EXERCISE GOAL: Filter the records below down to lines containing "title".

%%

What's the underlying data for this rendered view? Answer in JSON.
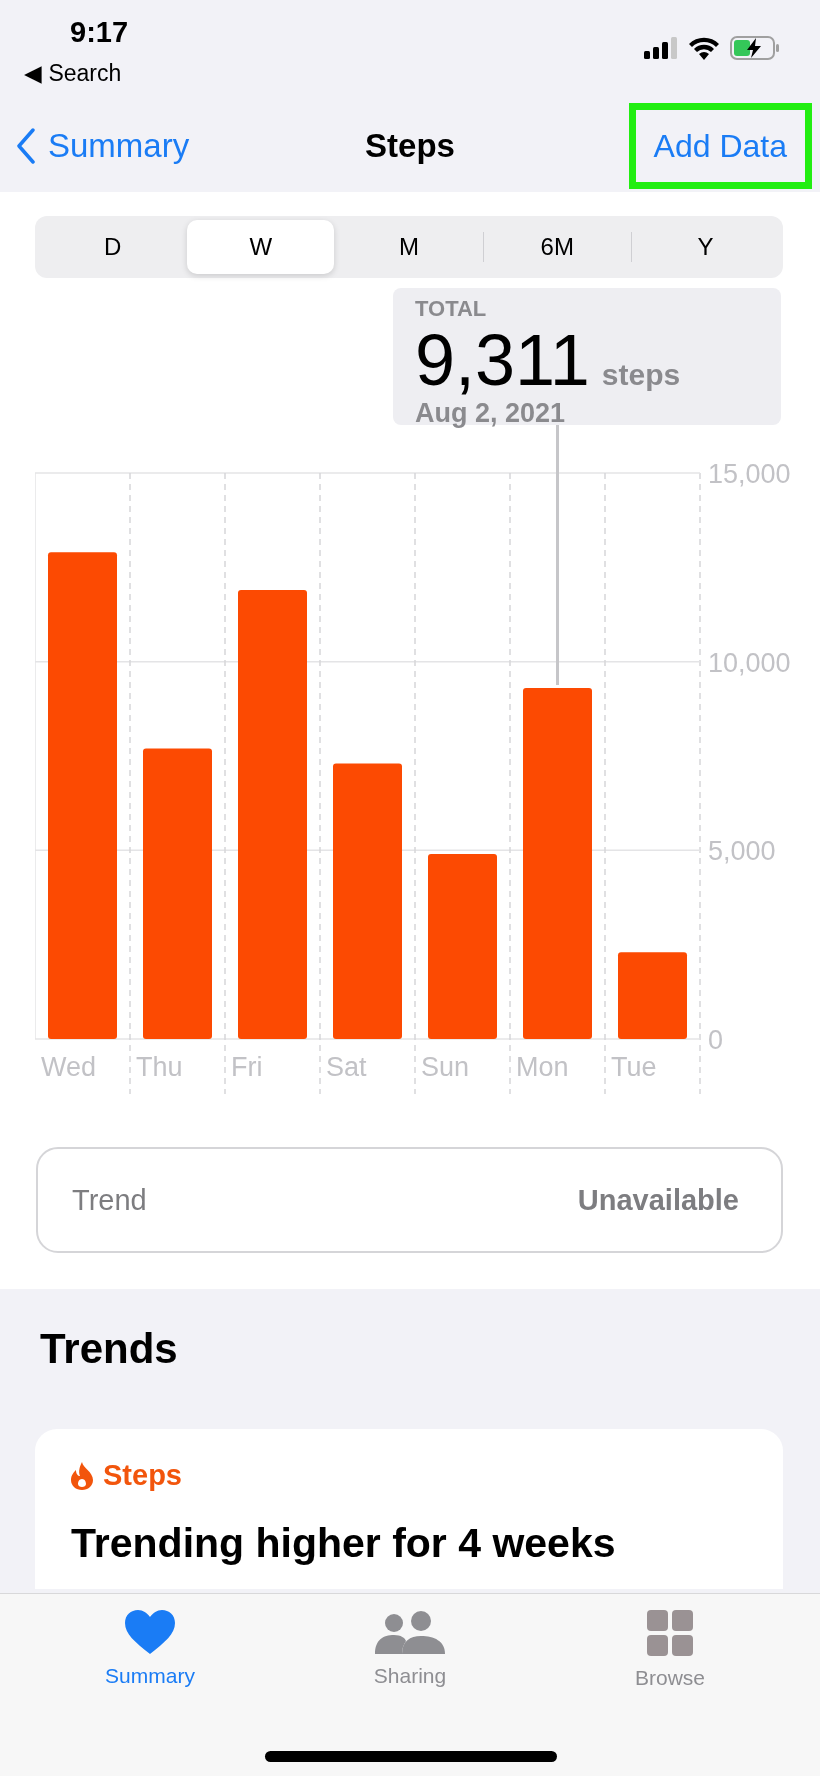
{
  "status_bar": {
    "time": "9:17",
    "back_app": "◀ Search"
  },
  "nav_bar": {
    "back": "Summary",
    "title": "Steps",
    "action": {
      "label": "Add Data",
      "highlighted": true
    }
  },
  "segments": [
    {
      "label": "D",
      "selected": false
    },
    {
      "label": "W",
      "selected": true
    },
    {
      "label": "M",
      "selected": false
    },
    {
      "label": "6M",
      "selected": false
    },
    {
      "label": "Y",
      "selected": false
    }
  ],
  "tooltip": {
    "heading": "TOTAL",
    "value": "9,311",
    "unit": "steps",
    "date": "Aug 2, 2021"
  },
  "chart": {
    "chart_data": {
      "type": "bar",
      "categories": [
        "Wed",
        "Thu",
        "Fri",
        "Sat",
        "Sun",
        "Mon",
        "Tue"
      ],
      "values": [
        12900,
        7700,
        11900,
        7300,
        4900,
        9300,
        2300
      ],
      "ylim": [
        0,
        15000
      ],
      "yticks": [
        {
          "value": 0,
          "label": "0"
        },
        {
          "value": 5000,
          "label": "5,000"
        },
        {
          "value": 10000,
          "label": "10,000"
        },
        {
          "value": 15000,
          "label": "15,000"
        }
      ],
      "annotations": [
        {
          "x": "Mon"
        }
      ]
    }
  },
  "trend": {
    "label": "Trend",
    "value": "Unavailable"
  },
  "trends_section": {
    "title": "Trends",
    "card": {
      "category": "Steps",
      "headline": "Trending higher for 4 weeks"
    }
  },
  "tab_bar": [
    {
      "label": "Summary",
      "kind": "heart",
      "selected": true
    },
    {
      "label": "Sharing",
      "kind": "people",
      "selected": false
    },
    {
      "label": "Browse",
      "kind": "grid",
      "selected": false
    }
  ]
}
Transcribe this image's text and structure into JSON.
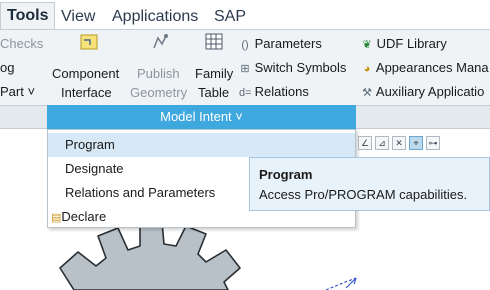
{
  "tabs": [
    "Tools",
    "View",
    "Applications",
    "SAP"
  ],
  "ribbon": {
    "left_partial": [
      "Checks",
      "og",
      "Part ˅"
    ],
    "component_interface": [
      "Component",
      "Interface"
    ],
    "publish_geometry": [
      "Publish",
      "Geometry"
    ],
    "family_table": [
      "Family",
      "Table"
    ],
    "middle_column": [
      "Parameters",
      "Switch Symbols",
      "Relations"
    ],
    "right_column": [
      "UDF Library",
      "Appearances Mana",
      "Auxiliary Applicatio"
    ]
  },
  "group_label": "Model Intent ˅",
  "dropdown": {
    "items": [
      "Program",
      "Designate",
      "Relations and Parameters",
      "Declare"
    ],
    "highlighted": "Program"
  },
  "tooltip": {
    "title": "Program",
    "description": "Access Pro/PROGRAM capabilities."
  },
  "colors": {
    "accent": "#3fa9df",
    "highlight": "#d7e9f6",
    "tooltip_bg": "#e8f2fa",
    "ribbon_bg": "#f0f3f6",
    "gear_fill": "#b9c1c8"
  },
  "icons": [
    "component-interface-icon",
    "publish-geometry-icon",
    "family-table-icon",
    "parameters-icon",
    "switch-symbols-icon",
    "relations-icon",
    "udf-library-icon",
    "appearances-icon",
    "auxiliary-applications-icon",
    "declare-icon"
  ]
}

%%

RESPONSE BELOW:
    "title": "Steps",
    "title": "Trends",
    "title": "Program",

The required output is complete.